Recorded information:
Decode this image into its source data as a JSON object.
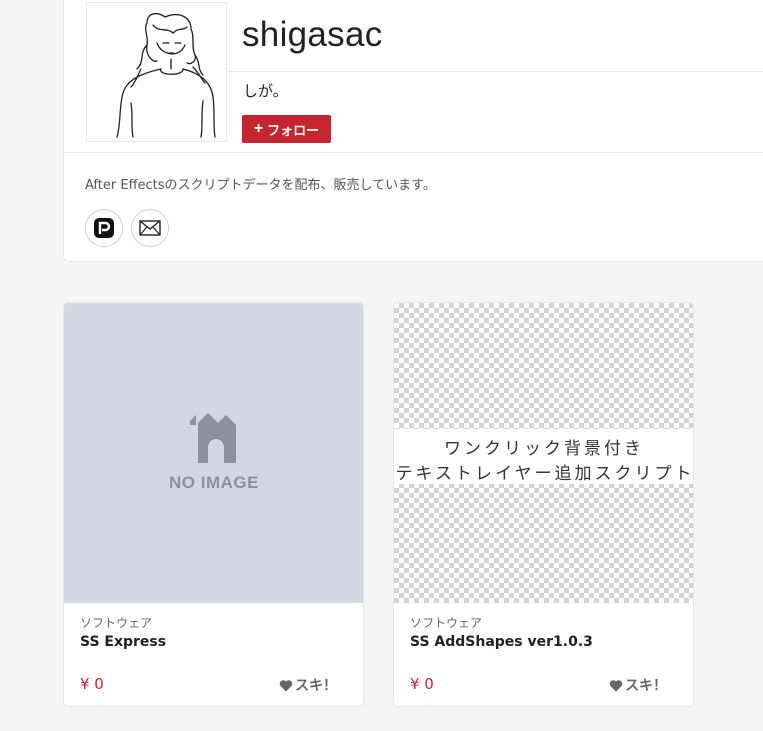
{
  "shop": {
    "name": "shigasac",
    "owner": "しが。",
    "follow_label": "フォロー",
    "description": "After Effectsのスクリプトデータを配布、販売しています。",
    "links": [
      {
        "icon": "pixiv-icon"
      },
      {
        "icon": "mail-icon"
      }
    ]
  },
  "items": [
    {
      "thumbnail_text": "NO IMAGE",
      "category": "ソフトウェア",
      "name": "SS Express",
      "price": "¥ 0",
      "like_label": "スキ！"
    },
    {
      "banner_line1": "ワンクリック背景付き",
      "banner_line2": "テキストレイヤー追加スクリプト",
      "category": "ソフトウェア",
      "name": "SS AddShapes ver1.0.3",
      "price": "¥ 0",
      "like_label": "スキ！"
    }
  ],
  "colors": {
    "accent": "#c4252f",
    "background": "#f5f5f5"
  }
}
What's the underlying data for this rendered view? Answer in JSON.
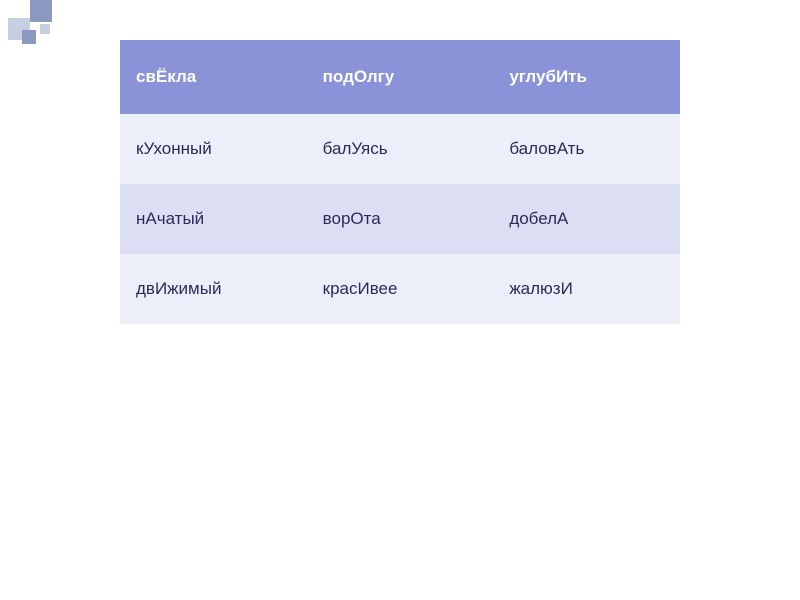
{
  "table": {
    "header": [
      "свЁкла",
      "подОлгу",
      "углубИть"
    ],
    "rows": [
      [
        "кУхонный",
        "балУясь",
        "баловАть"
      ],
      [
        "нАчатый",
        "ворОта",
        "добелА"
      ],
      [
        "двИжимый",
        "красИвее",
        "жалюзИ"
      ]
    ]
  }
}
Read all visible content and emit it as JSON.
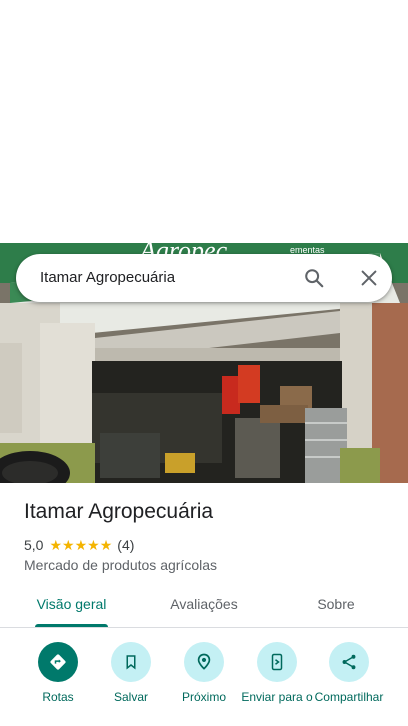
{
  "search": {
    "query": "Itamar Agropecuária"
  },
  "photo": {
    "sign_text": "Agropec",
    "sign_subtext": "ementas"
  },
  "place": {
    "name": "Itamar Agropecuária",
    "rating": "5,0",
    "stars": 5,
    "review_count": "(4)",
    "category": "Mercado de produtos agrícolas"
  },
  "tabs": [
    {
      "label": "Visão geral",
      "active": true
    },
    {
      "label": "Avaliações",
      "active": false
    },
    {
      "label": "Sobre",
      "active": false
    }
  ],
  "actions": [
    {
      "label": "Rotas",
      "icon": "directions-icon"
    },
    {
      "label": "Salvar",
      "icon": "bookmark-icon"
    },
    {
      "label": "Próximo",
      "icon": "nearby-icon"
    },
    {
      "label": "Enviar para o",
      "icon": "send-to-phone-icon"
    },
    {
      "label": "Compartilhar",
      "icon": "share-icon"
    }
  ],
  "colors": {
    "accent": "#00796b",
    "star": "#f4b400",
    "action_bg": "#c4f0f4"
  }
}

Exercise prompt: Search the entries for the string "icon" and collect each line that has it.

Result of this exercise:
        "icon": "pixiv-icon"
        "icon": "mail-icon"
      "icon": "directions-icon"
      "icon": "bookmark-icon"
      "icon": "nearby-icon"
      "icon": "send-to-phone-icon"
      "icon": "share-icon"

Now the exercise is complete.